The employer also gave evidence that its consultation process had involved facilitating an online meeting with the employee in which she was informed her role would be made redundant and sending an email the following day confirming the details of the redundancy.
Was there a genuine redundancy?
For an employer to establish a redundancy is a genuine redundancy, they must be able to show:
- the employee's role is no longer required to be performed by anyone;
- they complied with their consultation obligations in accordance with any applicable employment contract or industrial instrument; and
- it would not have been reasonable for the employee to be redeployed within their enterprise or an associated entity.
What did the FWC say?
The FWC found that the redundancy was not a genuine redundancy. The employer had failed to consult appropriately with the employee and had not considered redeployment to the organisation's Indian headquarters.
Had the employer consulted with the employee about the vacant positions, the employer would have found that the employee was keen to work overseas for a period of two to three months, despite the lower wages. However, the employer assumed that the employee would not have accepted the Indian based role. The FWC cautioned that "It is dangerous for Employers with redeployment options to fetter offers based on their own prejudices."
The FWC also looked at the consultation process that had been undertaken by the employer and determined that it did not meet the requirements under the employee's relevant modern award and was merely a perfunctory exercise.
Navigating redundancies is really about being aware of the obligations to employees. Redundancies often come about at a time when employers are facing difficult decisions, and avoiding an unfair dismissal claim at the end of a redundancy process is important.

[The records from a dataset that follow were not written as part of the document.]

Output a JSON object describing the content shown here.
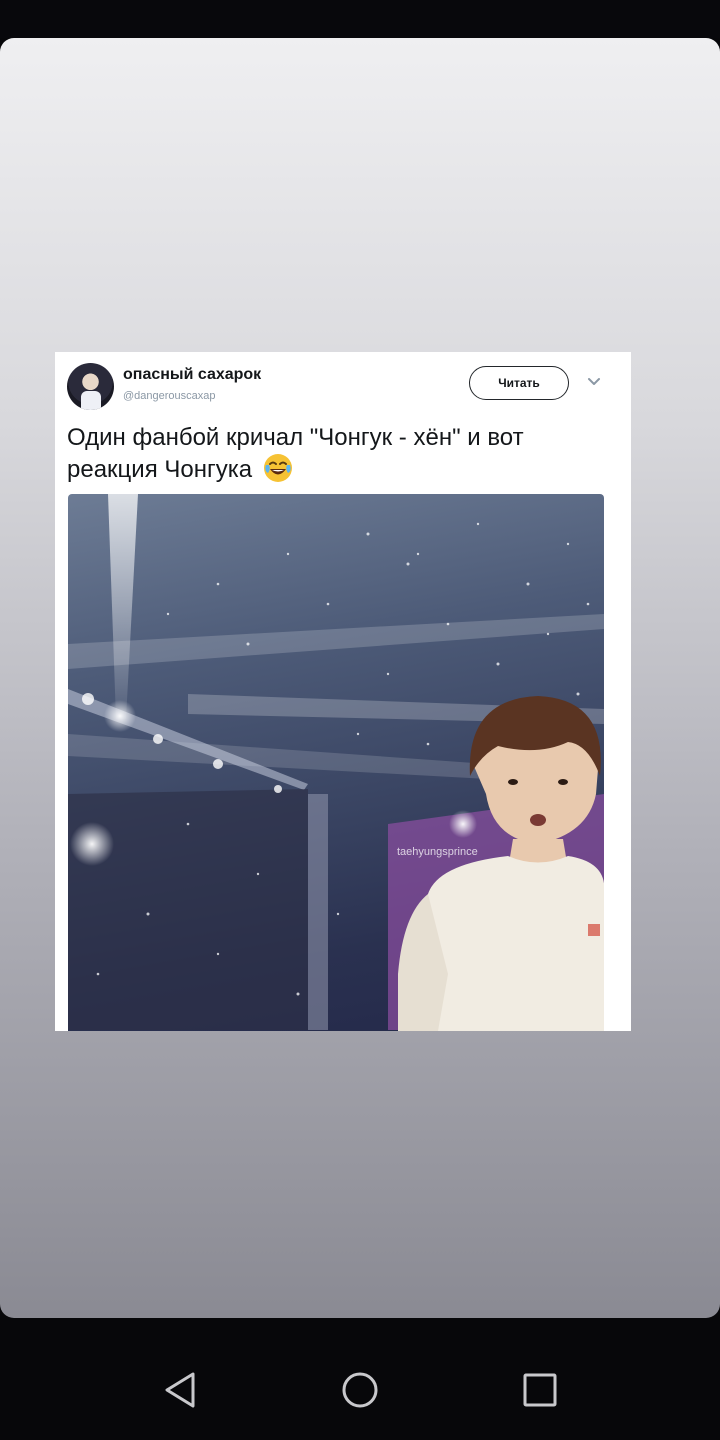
{
  "tweet": {
    "user_name": "опасный сахарок",
    "user_handle": "@dangerouscaxap",
    "follow_label": "Читать",
    "text": "Один фанбой кричал \"Чонгук - хён\" и вот реакция Чонгука",
    "emoji": "face-with-tears-of-joy",
    "watermark": "taehyungsprince"
  },
  "navigation": {
    "back_icon": "back-triangle-icon",
    "home_icon": "home-circle-icon",
    "recents_icon": "recents-square-icon"
  },
  "colors": {
    "card_top": "#efeff1",
    "card_bottom": "#8a8a93",
    "nav_background": "#07070a"
  }
}
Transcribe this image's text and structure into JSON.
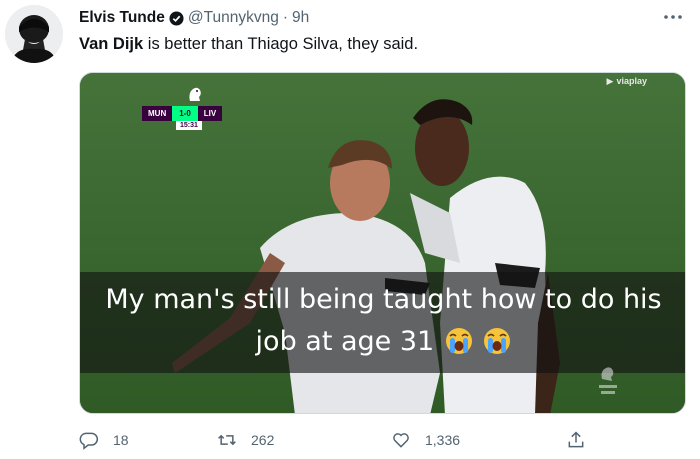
{
  "author": {
    "display_name": "Elvis Tunde",
    "handle": "@Tunnykvng",
    "separator": "·",
    "time": "9h"
  },
  "tweet": {
    "text_bold": "Van Dijk",
    "text_rest": " is better than Thiago Silva, they said."
  },
  "media": {
    "scorebug": {
      "home": "MUN",
      "score": "1-0",
      "away": "LIV",
      "clock": "15:31"
    },
    "broadcaster": "viaplay",
    "caption_line1": "My man's still being taught how to do his",
    "caption_line2": "job at age 31",
    "caption_emoji": "loudly-crying-face"
  },
  "actions": {
    "replies": "18",
    "retweets": "262",
    "likes": "1,336"
  },
  "icons": [
    "verified-icon",
    "more-icon",
    "reply-icon",
    "retweet-icon",
    "like-icon",
    "share-icon"
  ],
  "colors": {
    "text_primary": "#0f1419",
    "text_secondary": "#536471",
    "pl_purple": "#38003c",
    "pl_green": "#00ff85"
  }
}
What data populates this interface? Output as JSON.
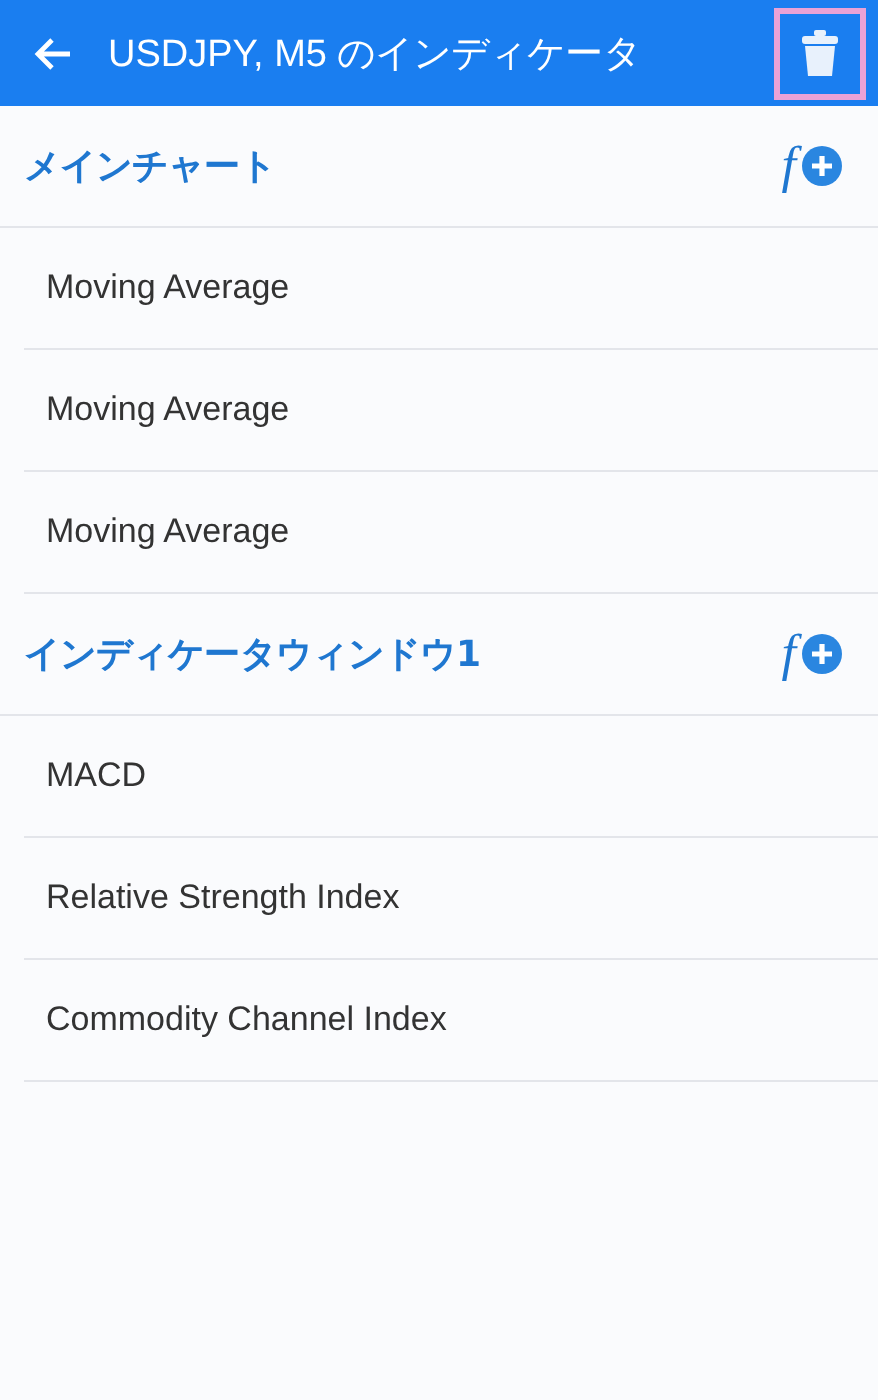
{
  "app_bar": {
    "title": "USDJPY, M5 のインディケータ",
    "delete_highlighted": true
  },
  "sections": [
    {
      "title": "メインチャート",
      "add_glyph": "f",
      "items": [
        "Moving Average",
        "Moving Average",
        "Moving Average"
      ]
    },
    {
      "title": "インディケータウィンドウ1",
      "add_glyph": "f",
      "items": [
        "MACD",
        "Relative Strength Index",
        "Commodity Channel Index"
      ]
    }
  ]
}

The best approach is to get advice at the outset, when redundancies are being contemplated. This way organisations can be confident that their processes meet the required obligations. While this case concerned consultation and redeployment, there are many other obligations of which employers need to be aware.